*Work item:*
Your job is to return each record exactly, minus any pictures.

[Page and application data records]
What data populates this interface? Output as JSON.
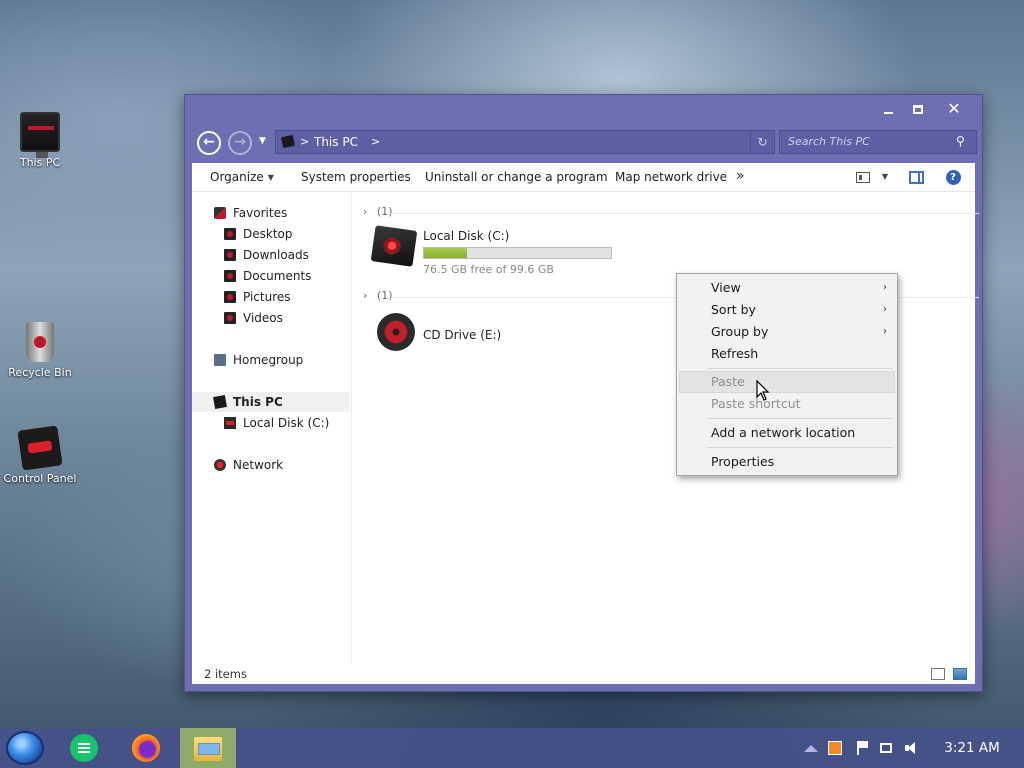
{
  "desktop": {
    "icons": [
      {
        "label": "This PC"
      },
      {
        "label": "Recycle Bin"
      },
      {
        "label": "Control Panel"
      }
    ]
  },
  "window": {
    "controls": {
      "minimize": "minimize",
      "maximize": "maximize",
      "close": "✕"
    },
    "address": {
      "separator": ">",
      "crumb": "This PC",
      "trailing": ">"
    },
    "search": {
      "placeholder": "Search This PC"
    },
    "toolbar": {
      "organize": "Organize",
      "system_properties": "System properties",
      "uninstall": "Uninstall or change a program",
      "map_drive": "Map network drive",
      "more": "»"
    },
    "nav": {
      "favorites": "Favorites",
      "desktop": "Desktop",
      "downloads": "Downloads",
      "documents": "Documents",
      "pictures": "Pictures",
      "videos": "Videos",
      "homegroup": "Homegroup",
      "this_pc": "This PC",
      "local_disk": "Local Disk (C:)",
      "network": "Network"
    },
    "groups": [
      {
        "count": "(1)"
      },
      {
        "count": "(1)"
      }
    ],
    "drives": {
      "local": {
        "name": "Local Disk (C:)",
        "free_text": "76.5 GB free of 99.6 GB",
        "used_fraction": 0.232
      },
      "cd": {
        "name": "CD Drive (E:)"
      }
    },
    "status": {
      "count": "2 items"
    }
  },
  "context_menu": {
    "view": "View",
    "sort_by": "Sort by",
    "group_by": "Group by",
    "refresh": "Refresh",
    "paste": "Paste",
    "paste_shortcut": "Paste shortcut",
    "add_network_location": "Add a network location",
    "properties": "Properties",
    "submenu_arrow": "›"
  },
  "taskbar": {
    "clock": "3:21 AM"
  },
  "colors": {
    "window_frame": "#6c6fb1",
    "progress_fill": "#8ab02e",
    "taskbar": "#46528c"
  }
}
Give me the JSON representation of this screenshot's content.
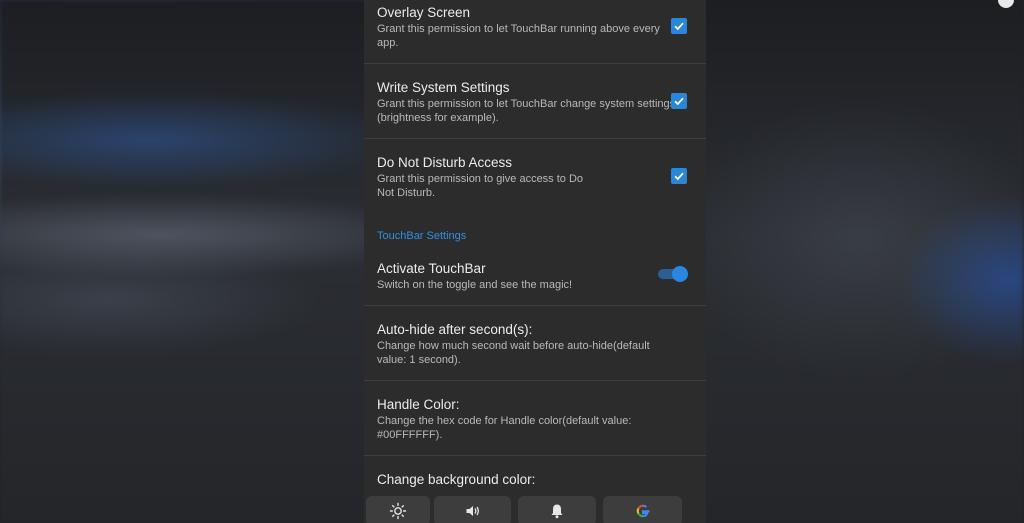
{
  "permissions": [
    {
      "title": "Overlay Screen",
      "desc": "Grant this permission to let TouchBar running above every app.",
      "checked": true
    },
    {
      "title": "Write System Settings",
      "desc": "Grant this permission to let TouchBar change system settings (brightness for example).",
      "checked": true
    },
    {
      "title": "Do Not Disturb Access",
      "desc": "Grant this permission to give access to Do Not Disturb.",
      "checked": true
    }
  ],
  "section": {
    "touchbar_settings": "TouchBar Settings"
  },
  "settings": [
    {
      "title": "Activate TouchBar",
      "desc": "Switch on the toggle and see the magic!",
      "toggle_on": true
    },
    {
      "title": "Auto-hide after second(s):",
      "desc": "Change how much second wait before auto-hide(default value: 1 second)."
    },
    {
      "title": "Handle Color:",
      "desc": "Change the hex code for Handle color(default value: #00FFFFFF)."
    },
    {
      "title": "Change background color:",
      "desc": ""
    }
  ],
  "quickbar": [
    {
      "icon": "brightness-icon"
    },
    {
      "icon": "volume-icon"
    },
    {
      "icon": "bell-icon"
    },
    {
      "icon": "google-icon"
    }
  ],
  "colors": {
    "accent": "#2a86d8",
    "panel": "#2c2c2c",
    "divider": "#3f3f3f"
  }
}
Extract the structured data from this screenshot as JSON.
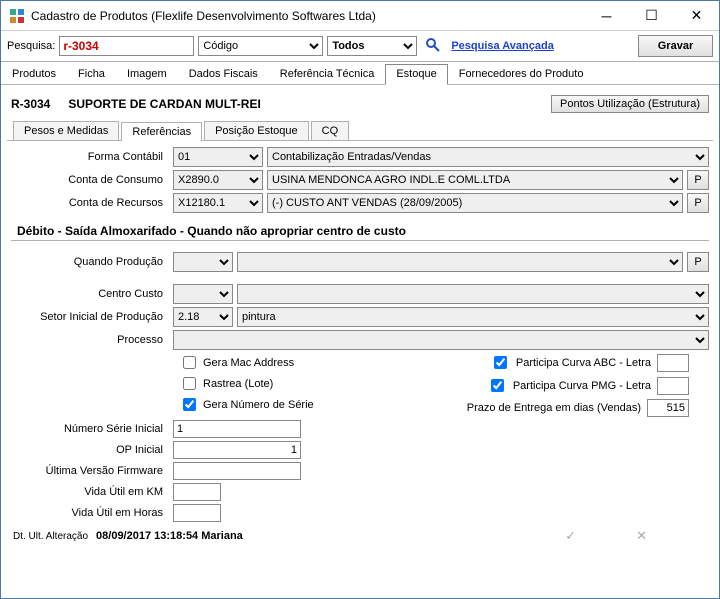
{
  "window": {
    "title": "Cadastro de Produtos (Flexlife Desenvolvimento Softwares Ltda)"
  },
  "searchbar": {
    "label": "Pesquisa:",
    "value": "r-3034",
    "combo_field": "Código",
    "combo_scope": "Todos",
    "adv": "Pesquisa Avançada",
    "gravar": "Gravar"
  },
  "maintabs": {
    "t0": "Produtos",
    "t1": "Ficha",
    "t2": "Imagem",
    "t3": "Dados Fiscais",
    "t4": "Referência Técnica",
    "t5": "Estoque",
    "t6": "Fornecedores do Produto"
  },
  "product": {
    "code": "R-3034",
    "name": "SUPORTE DE CARDAN MULT-REI",
    "pontos": "Pontos Utilização (Estrutura)"
  },
  "subtabs": {
    "s0": "Pesos e Medidas",
    "s1": "Referências",
    "s2": "Posição Estoque",
    "s3": "CQ"
  },
  "labels": {
    "forma": "Forma Contábil",
    "consumo": "Conta de Consumo",
    "recursos": "Conta de Recursos",
    "section": "Débito - Saída  Almoxarifado - Quando não apropriar centro de custo",
    "quando": "Quando Produção",
    "centro": "Centro Custo",
    "setor": "Setor Inicial de Produção",
    "processo": "Processo",
    "chk_mac": "Gera Mac Address",
    "chk_lote": "Rastrea (Lote)",
    "chk_serie": "Gera Número de Série",
    "chk_abc": "Participa Curva ABC  - Letra",
    "chk_pmg": "Participa Curva PMG - Letra",
    "prazo": "Prazo de Entrega em dias (Vendas)",
    "numserie": "Número Série Inicial",
    "opinicial": "OP Inicial",
    "firmware": "Última Versão Firmware",
    "vidakm": "Vida Útil em KM",
    "vidahoras": "Vida Útil em Horas",
    "altlabel": "Dt. Ult. Alteração",
    "p": "P"
  },
  "values": {
    "forma_code": "01",
    "forma_desc": "Contabilização Entradas/Vendas",
    "consumo_code": "X2890.0",
    "consumo_desc": "USINA MENDONCA AGRO INDL.E COML.LTDA",
    "recursos_code": "X12180.1",
    "recursos_desc": "(-) CUSTO ANT VENDAS (28/09/2005)",
    "quando_code": "",
    "quando_desc": "",
    "centro_code": "",
    "centro_desc": "",
    "setor_code": "2.18",
    "setor_desc": "pintura",
    "processo": "",
    "numserie": "1",
    "opinicial": "1",
    "firmware": "",
    "vidakm": "",
    "vidahoras": "",
    "prazo": "515",
    "altvalue": "08/09/2017 13:18:54   Mariana"
  }
}
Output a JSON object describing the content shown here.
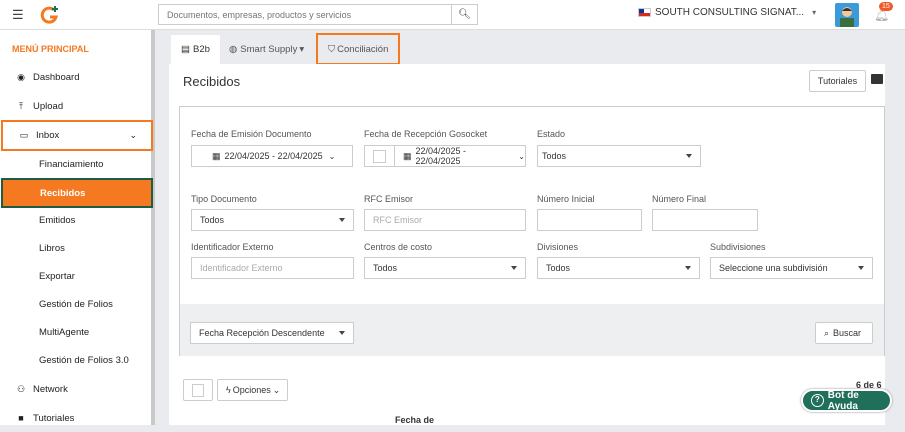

*Result:*
What data populates this interface? Output as JSON.
{
  "desktop": {
    "icons": [
      {
        "label": "This PC"
      },
      {
        "label": "Recycle Bin"
      },
      {
        "label": "Control Panel"
      }
    ]
  },
  "window": {
    "controls": {
      "minimize": "minimize",
      "maximize": "maximize",
      "close": "✕"
    },
    "address": {
      "separator": ">",
      "crumb": "This PC",
      "trailing": ">"
    },
    "search": {
      "placeholder": "Search This PC"
    },
    "toolbar": {
      "organize": "Organize",
      "system_properties": "System properties",
      "uninstall": "Uninstall or change a program",
      "map_drive": "Map network drive",
      "more": "»"
    },
    "nav": {
      "favorites": "Favorites",
      "desktop": "Desktop",
      "downloads": "Downloads",
      "documents": "Documents",
      "pictures": "Pictures",
      "videos": "Videos",
      "homegroup": "Homegroup",
      "this_pc": "This PC",
      "local_disk": "Local Disk (C:)",
      "network": "Network"
    },
    "groups": [
      {
        "count": "(1)"
      },
      {
        "count": "(1)"
      }
    ],
    "drives": {
      "local": {
        "name": "Local Disk (C:)",
        "free_text": "76.5 GB free of 99.6 GB",
        "used_fraction": 0.232
      },
      "cd": {
        "name": "CD Drive (E:)"
      }
    },
    "status": {
      "count": "2 items"
    }
  },
  "context_menu": {
    "view": "View",
    "sort_by": "Sort by",
    "group_by": "Group by",
    "refresh": "Refresh",
    "paste": "Paste",
    "paste_shortcut": "Paste shortcut",
    "add_network_location": "Add a network location",
    "properties": "Properties",
    "submenu_arrow": "›"
  },
  "taskbar": {
    "clock": "3:21 AM"
  },
  "colors": {
    "window_frame": "#6c6fb1",
    "progress_fill": "#8ab02e",
    "taskbar": "#46528c"
  }
}
Give me the JSON representation of this screenshot's content.
{
  "permissions": [
    {
      "title": "Overlay Screen",
      "desc": "Grant this permission to let TouchBar running above every app.",
      "checked": true
    },
    {
      "title": "Write System Settings",
      "desc": "Grant this permission to let TouchBar change system settings (brightness for example).",
      "checked": true
    },
    {
      "title": "Do Not Disturb Access",
      "desc": "Grant this permission to give access to Do Not Disturb.",
      "checked": true
    }
  ],
  "section": {
    "touchbar_settings": "TouchBar Settings"
  },
  "settings": [
    {
      "title": "Activate TouchBar",
      "desc": "Switch on the toggle and see the magic!",
      "toggle_on": true
    },
    {
      "title": "Auto-hide after second(s):",
      "desc": "Change how much second wait before auto-hide(default value: 1 second)."
    },
    {
      "title": "Handle Color:",
      "desc": "Change the hex code for Handle color(default value: #00FFFFFF)."
    },
    {
      "title": "Change background color:",
      "desc": ""
    }
  ],
  "quickbar": [
    {
      "icon": "brightness-icon"
    },
    {
      "icon": "volume-icon"
    },
    {
      "icon": "bell-icon"
    },
    {
      "icon": "google-icon"
    }
  ],
  "colors": {
    "accent": "#2a86d8",
    "panel": "#2c2c2c",
    "divider": "#3f3f3f"
  }
}
Extract the structured data from this screenshot as JSON.
{
  "window": {
    "title": "Cadastro de Produtos (Flexlife Desenvolvimento Softwares Ltda)"
  },
  "searchbar": {
    "label": "Pesquisa:",
    "value": "r-3034",
    "combo_field": "Código",
    "combo_scope": "Todos",
    "adv": "Pesquisa Avançada",
    "gravar": "Gravar"
  },
  "maintabs": {
    "t0": "Produtos",
    "t1": "Ficha",
    "t2": "Imagem",
    "t3": "Dados Fiscais",
    "t4": "Referência Técnica",
    "t5": "Estoque",
    "t6": "Fornecedores do Produto"
  },
  "product": {
    "code": "R-3034",
    "name": "SUPORTE DE CARDAN MULT-REI",
    "pontos": "Pontos Utilização (Estrutura)"
  },
  "subtabs": {
    "s0": "Pesos e Medidas",
    "s1": "Referências",
    "s2": "Posição Estoque",
    "s3": "CQ"
  },
  "labels": {
    "forma": "Forma Contábil",
    "consumo": "Conta de Consumo",
    "recursos": "Conta de Recursos",
    "section": "Débito - Saída  Almoxarifado - Quando não apropriar centro de custo",
    "quando": "Quando Produção",
    "centro": "Centro Custo",
    "setor": "Setor Inicial de Produção",
    "processo": "Processo",
    "chk_mac": "Gera Mac Address",
    "chk_lote": "Rastrea (Lote)",
    "chk_serie": "Gera Número de Série",
    "chk_abc": "Participa Curva ABC  - Letra",
    "chk_pmg": "Participa Curva PMG - Letra",
    "prazo": "Prazo de Entrega em dias (Vendas)",
    "numserie": "Número Série Inicial",
    "opinicial": "OP Inicial",
    "firmware": "Última Versão Firmware",
    "vidakm": "Vida Útil em KM",
    "vidahoras": "Vida Útil em Horas",
    "altlabel": "Dt. Ult. Alteração",
    "p": "P"
  },
  "values": {
    "forma_code": "01",
    "forma_desc": "Contabilização Entradas/Vendas",
    "consumo_code": "X2890.0",
    "consumo_desc": "USINA MENDONCA AGRO INDL.E COML.LTDA",
    "recursos_code": "X12180.1",
    "recursos_desc": "(-) CUSTO ANT VENDAS (28/09/2005)",
    "quando_code": "",
    "quando_desc": "",
    "centro_code": "",
    "centro_desc": "",
    "setor_code": "2.18",
    "setor_desc": "pintura",
    "processo": "",
    "numserie": "1",
    "opinicial": "1",
    "firmware": "",
    "vidakm": "",
    "vidahoras": "",
    "prazo": "515",
    "altvalue": "08/09/2017 13:18:54   Mariana"
  }
}
Output a JSON object describing the content shown here.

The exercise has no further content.